I have also written two threads that you may be interested in reading.

From someone who had OCD and recovered

Effective treatment for OCD Metacognitive Therapy

Please know that I am here for yourself and your family…. If your self or your son have any questions please ask me anything 😊

Id like to say to your son…… hang in there things will get better…… if I can recover there is hope that you can aswell. ❤️🙏

Summer Rose
Blue Voices Member
Blue Voices Member

Hi FamilyOCD

Welcome to the bb forum.

I’m sorry to learn that your son has disabling and chronic OCD. My daughter fell ill with OCD when she was just 13 and I am her primary support person and have been for the past ten years. I understand what you are going through and it’s really tough.

She was also housebound for a time, which eventually led to hospitalisation, and it was a huge challenge for her to work through her treatment program toward recovery.

The word recovery means different things to different people. For my daughter, it meant returning to a functioning life because she was able to learn to manage her OCD. It is an ongoing process.

When someone in the family has OCD it affects everyone in the household. And everyone in the family can play an important role in helping their loved one to heal.

I encourage you to learn as much as you can about this condition. OCD is very misunderstood in the community, even among professionals, and you really need to build your knowledge from trusted sources.

I also encourage you or his wife to get involved in working with your son and his mental health practitioner, if he will consent. The more you all know about what he is working on, the more you can support him to ensure success.

I attended all appointments with my daughter and was allowed in for the last ten minutes so they could share information about current goals. I often independently went to speak to the doctors, with my daughter’s consent.

I also engaged a mental health practitioner to work with me. I would tell her what was happening at home in real time and she would guide me to an appropriate and helpful response.

There are two things that I think it’s important for you to know at this stage of your support journey.

First, this is really hard for your son. Unbelievably hard. And it hurts. He needs unconditional love and understanding.

Second, you and his wife need to practice self-care to look after yourselves.

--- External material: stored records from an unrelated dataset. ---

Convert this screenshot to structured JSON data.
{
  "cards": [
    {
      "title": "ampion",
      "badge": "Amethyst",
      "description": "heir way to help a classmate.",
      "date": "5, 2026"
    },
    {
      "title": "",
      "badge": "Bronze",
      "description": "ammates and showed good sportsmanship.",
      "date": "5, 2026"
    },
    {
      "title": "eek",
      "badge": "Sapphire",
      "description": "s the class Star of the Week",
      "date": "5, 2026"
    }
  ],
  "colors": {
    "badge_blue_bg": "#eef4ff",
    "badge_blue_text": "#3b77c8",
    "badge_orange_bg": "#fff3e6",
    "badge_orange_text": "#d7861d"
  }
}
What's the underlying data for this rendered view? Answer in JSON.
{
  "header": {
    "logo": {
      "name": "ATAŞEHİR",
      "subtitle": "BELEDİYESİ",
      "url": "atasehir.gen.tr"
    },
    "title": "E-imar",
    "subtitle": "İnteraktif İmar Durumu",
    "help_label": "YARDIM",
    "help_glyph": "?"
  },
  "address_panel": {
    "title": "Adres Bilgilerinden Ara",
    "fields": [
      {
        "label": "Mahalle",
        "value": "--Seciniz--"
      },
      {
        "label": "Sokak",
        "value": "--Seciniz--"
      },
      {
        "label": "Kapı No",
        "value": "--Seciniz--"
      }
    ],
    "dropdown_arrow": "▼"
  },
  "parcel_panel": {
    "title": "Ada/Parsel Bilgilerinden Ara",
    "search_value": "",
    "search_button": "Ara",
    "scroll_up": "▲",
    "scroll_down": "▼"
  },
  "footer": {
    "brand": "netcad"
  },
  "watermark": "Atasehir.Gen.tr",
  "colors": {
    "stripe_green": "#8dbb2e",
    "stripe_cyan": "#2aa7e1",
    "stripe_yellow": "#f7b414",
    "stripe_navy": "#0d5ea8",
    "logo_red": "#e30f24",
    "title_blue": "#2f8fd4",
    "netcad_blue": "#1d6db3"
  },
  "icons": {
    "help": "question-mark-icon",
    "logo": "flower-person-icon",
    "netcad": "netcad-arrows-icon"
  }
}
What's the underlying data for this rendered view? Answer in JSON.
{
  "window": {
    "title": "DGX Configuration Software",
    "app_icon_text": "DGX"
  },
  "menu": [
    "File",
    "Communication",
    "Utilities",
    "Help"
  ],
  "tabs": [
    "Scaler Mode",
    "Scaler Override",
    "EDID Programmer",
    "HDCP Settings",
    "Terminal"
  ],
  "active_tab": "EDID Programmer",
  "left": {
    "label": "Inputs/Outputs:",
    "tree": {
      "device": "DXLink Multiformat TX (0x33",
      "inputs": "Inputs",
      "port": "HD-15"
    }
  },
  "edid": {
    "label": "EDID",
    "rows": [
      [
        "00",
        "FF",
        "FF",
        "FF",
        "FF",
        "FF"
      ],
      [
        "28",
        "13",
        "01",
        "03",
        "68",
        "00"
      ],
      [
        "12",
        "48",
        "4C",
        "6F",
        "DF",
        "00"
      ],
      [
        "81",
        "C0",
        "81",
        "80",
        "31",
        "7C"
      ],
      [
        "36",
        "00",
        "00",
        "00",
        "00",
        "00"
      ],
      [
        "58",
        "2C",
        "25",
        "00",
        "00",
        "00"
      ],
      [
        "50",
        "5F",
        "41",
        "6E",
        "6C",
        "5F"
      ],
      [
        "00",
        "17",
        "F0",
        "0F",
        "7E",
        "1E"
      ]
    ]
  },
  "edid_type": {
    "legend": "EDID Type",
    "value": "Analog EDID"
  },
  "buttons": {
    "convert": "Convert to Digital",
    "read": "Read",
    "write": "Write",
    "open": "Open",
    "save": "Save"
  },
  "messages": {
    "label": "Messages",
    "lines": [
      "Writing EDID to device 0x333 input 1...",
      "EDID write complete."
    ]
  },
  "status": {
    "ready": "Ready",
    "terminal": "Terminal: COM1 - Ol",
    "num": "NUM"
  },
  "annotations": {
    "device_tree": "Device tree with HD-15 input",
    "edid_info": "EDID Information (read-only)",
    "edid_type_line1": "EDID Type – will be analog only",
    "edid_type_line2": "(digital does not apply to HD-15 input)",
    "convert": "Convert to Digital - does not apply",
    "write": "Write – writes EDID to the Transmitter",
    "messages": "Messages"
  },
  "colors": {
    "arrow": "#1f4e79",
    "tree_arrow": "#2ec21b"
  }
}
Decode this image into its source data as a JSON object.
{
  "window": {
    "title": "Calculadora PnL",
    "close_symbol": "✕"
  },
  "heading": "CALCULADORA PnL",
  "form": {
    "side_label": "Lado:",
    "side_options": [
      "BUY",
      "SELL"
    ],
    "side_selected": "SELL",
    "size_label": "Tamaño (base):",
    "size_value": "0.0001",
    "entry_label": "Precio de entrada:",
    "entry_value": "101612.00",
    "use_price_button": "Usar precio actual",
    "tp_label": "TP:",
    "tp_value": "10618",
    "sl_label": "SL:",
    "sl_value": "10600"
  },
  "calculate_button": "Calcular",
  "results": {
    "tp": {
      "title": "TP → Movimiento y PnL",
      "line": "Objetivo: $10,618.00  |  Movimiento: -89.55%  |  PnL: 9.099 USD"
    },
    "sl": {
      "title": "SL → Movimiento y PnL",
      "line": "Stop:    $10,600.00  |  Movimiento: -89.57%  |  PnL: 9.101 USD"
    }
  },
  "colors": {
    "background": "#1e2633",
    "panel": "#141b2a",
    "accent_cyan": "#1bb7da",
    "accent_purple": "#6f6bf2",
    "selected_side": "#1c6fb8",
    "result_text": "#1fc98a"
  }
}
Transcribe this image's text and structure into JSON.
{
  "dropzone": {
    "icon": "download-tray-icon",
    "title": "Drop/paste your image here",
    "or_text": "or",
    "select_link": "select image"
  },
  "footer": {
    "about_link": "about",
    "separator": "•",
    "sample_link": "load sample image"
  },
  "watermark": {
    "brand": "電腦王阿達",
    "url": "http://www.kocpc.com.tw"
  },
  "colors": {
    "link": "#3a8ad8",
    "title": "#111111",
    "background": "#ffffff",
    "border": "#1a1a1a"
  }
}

Do something nice for yourself each day. You have to make sure your “oxygen mask” is on first before you can help someone else.

Please post anytime to let us know how you are going.

Kind thoughts to you